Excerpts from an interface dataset
▬▬▬▬▬▬▬▬▬▬

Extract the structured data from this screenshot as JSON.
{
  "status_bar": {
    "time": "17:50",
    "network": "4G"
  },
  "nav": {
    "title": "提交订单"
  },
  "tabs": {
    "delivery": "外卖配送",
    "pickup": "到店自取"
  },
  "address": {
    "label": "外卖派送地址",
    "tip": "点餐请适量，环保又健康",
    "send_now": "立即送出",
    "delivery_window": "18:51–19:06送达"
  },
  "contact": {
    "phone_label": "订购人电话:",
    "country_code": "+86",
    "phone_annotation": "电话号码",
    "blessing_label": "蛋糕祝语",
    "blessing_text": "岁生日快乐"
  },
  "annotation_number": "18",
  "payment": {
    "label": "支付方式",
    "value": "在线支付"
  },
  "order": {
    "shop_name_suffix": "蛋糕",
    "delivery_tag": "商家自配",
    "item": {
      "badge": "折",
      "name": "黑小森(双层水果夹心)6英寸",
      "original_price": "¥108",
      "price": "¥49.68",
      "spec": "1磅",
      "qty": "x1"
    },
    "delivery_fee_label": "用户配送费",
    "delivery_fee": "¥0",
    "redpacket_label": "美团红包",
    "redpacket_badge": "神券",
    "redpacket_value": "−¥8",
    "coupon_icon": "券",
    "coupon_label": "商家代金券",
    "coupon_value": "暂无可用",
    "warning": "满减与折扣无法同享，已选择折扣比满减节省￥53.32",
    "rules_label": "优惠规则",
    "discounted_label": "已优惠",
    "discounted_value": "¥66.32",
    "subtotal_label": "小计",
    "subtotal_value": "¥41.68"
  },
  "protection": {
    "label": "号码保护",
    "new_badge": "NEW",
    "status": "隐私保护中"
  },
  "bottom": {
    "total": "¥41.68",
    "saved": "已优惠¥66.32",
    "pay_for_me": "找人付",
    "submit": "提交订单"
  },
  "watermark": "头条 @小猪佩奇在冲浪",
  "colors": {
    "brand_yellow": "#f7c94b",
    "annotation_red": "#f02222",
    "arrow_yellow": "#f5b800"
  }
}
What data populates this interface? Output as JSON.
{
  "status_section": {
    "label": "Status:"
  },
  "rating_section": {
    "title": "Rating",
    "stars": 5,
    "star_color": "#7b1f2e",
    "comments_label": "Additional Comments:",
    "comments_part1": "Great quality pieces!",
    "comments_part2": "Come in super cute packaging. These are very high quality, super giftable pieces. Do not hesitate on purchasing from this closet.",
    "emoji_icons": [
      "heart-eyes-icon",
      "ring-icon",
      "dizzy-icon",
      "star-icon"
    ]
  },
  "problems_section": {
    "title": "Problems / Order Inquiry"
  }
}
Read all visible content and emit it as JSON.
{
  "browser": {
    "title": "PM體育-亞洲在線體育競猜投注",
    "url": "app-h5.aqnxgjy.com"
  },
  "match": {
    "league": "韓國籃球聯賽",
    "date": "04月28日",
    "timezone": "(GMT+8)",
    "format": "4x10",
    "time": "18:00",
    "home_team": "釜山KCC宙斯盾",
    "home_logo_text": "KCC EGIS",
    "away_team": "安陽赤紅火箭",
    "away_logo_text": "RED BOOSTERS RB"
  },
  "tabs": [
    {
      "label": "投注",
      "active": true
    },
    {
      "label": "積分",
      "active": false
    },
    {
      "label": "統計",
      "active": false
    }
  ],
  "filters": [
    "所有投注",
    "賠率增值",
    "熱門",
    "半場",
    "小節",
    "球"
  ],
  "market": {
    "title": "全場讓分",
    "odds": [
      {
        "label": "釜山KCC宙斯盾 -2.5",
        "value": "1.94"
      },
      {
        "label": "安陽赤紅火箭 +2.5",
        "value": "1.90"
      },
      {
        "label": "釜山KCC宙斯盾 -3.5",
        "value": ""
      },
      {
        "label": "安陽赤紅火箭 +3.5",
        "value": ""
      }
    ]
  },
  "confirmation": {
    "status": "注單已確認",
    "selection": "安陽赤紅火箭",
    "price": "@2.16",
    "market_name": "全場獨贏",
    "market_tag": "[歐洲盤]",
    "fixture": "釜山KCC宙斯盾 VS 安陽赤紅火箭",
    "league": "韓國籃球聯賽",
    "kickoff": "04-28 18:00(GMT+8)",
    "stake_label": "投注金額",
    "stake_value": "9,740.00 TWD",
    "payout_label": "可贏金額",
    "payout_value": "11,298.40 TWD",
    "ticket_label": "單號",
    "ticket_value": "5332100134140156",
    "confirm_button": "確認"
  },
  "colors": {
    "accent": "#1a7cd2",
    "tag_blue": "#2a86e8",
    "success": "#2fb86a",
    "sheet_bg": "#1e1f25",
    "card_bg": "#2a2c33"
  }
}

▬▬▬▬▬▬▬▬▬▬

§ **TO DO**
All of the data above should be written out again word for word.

§ **PROBLEM SOLUTION**
Extract the structured data from this screenshot as JSON.
{
  "status_bar": {
    "time": "17:50",
    "network": "4G"
  },
  "nav": {
    "title": "提交订单"
  },
  "tabs": {
    "delivery": "外卖配送",
    "pickup": "到店自取"
  },
  "address": {
    "label": "外卖派送地址",
    "tip": "点餐请适量，环保又健康",
    "send_now": "立即送出",
    "delivery_window": "18:51–19:06送达"
  },
  "contact": {
    "phone_label": "订购人电话:",
    "country_code": "+86",
    "phone_annotation": "电话号码",
    "blessing_label": "蛋糕祝语",
    "blessing_text": "岁生日快乐"
  },
  "annotation_number": "18",
  "payment": {
    "label": "支付方式",
    "value": "在线支付"
  },
  "order": {
    "shop_name_suffix": "蛋糕",
    "delivery_tag": "商家自配",
    "item": {
      "badge": "折",
      "name": "黑小森(双层水果夹心)6英寸",
      "original_price": "¥108",
      "price": "¥49.68",
      "spec": "1磅",
      "qty": "x1"
    },
    "delivery_fee_label": "用户配送费",
    "delivery_fee": "¥0",
    "redpacket_label": "美团红包",
    "redpacket_badge": "神券",
    "redpacket_value": "−¥8",
    "coupon_icon": "券",
    "coupon_label": "商家代金券",
    "coupon_value": "暂无可用",
    "warning": "满减与折扣无法同享，已选择折扣比满减节省￥53.32",
    "rules_label": "优惠规则",
    "discounted_label": "已优惠",
    "discounted_value": "¥66.32",
    "subtotal_label": "小计",
    "subtotal_value": "¥41.68"
  },
  "protection": {
    "label": "号码保护",
    "new_badge": "NEW",
    "status": "隐私保护中"
  },
  "bottom": {
    "total": "¥41.68",
    "saved": "已优惠¥66.32",
    "pay_for_me": "找人付",
    "submit": "提交订单"
  },
  "watermark": "头条 @小猪佩奇在冲浪",
  "colors": {
    "brand_yellow": "#f7c94b",
    "annotation_red": "#f02222",
    "arrow_yellow": "#f5b800"
  }
}
What data populates this interface? Output as JSON.
{
  "status_section": {
    "label": "Status:"
  },
  "rating_section": {
    "title": "Rating",
    "stars": 5,
    "star_color": "#7b1f2e",
    "comments_label": "Additional Comments:",
    "comments_part1": "Great quality pieces!",
    "comments_part2": "Come in super cute packaging. These are very high quality, super giftable pieces. Do not hesitate on purchasing from this closet.",
    "emoji_icons": [
      "heart-eyes-icon",
      "ring-icon",
      "dizzy-icon",
      "star-icon"
    ]
  },
  "problems_section": {
    "title": "Problems / Order Inquiry"
  }
}
Read all visible content and emit it as JSON.
{
  "browser": {
    "title": "PM體育-亞洲在線體育競猜投注",
    "url": "app-h5.aqnxgjy.com"
  },
  "match": {
    "league": "韓國籃球聯賽",
    "date": "04月28日",
    "timezone": "(GMT+8)",
    "format": "4x10",
    "time": "18:00",
    "home_team": "釜山KCC宙斯盾",
    "home_logo_text": "KCC EGIS",
    "away_team": "安陽赤紅火箭",
    "away_logo_text": "RED BOOSTERS RB"
  },
  "tabs": [
    {
      "label": "投注",
      "active": true
    },
    {
      "label": "積分",
      "active": false
    },
    {
      "label": "統計",
      "active": false
    }
  ],
  "filters": [
    "所有投注",
    "賠率增值",
    "熱門",
    "半場",
    "小節",
    "球"
  ],
  "market": {
    "title": "全場讓分",
    "odds": [
      {
        "label": "釜山KCC宙斯盾 -2.5",
        "value": "1.94"
      },
      {
        "label": "安陽赤紅火箭 +2.5",
        "value": "1.90"
      },
      {
        "label": "釜山KCC宙斯盾 -3.5",
        "value": ""
      },
      {
        "label": "安陽赤紅火箭 +3.5",
        "value": ""
      }
    ]
  },
  "confirmation": {
    "status": "注單已確認",
    "selection": "安陽赤紅火箭",
    "price": "@2.16",
    "market_name": "全場獨贏",
    "market_tag": "[歐洲盤]",
    "fixture": "釜山KCC宙斯盾 VS 安陽赤紅火箭",
    "league": "韓國籃球聯賽",
    "kickoff": "04-28 18:00(GMT+8)",
    "stake_label": "投注金額",
    "stake_value": "9,740.00 TWD",
    "payout_label": "可贏金額",
    "payout_value": "11,298.40 TWD",
    "ticket_label": "單號",
    "ticket_value": "5332100134140156",
    "confirm_button": "確認"
  },
  "colors": {
    "accent": "#1a7cd2",
    "tag_blue": "#2a86e8",
    "success": "#2fb86a",
    "sheet_bg": "#1e1f25",
    "card_bg": "#2a2c33"
  }
}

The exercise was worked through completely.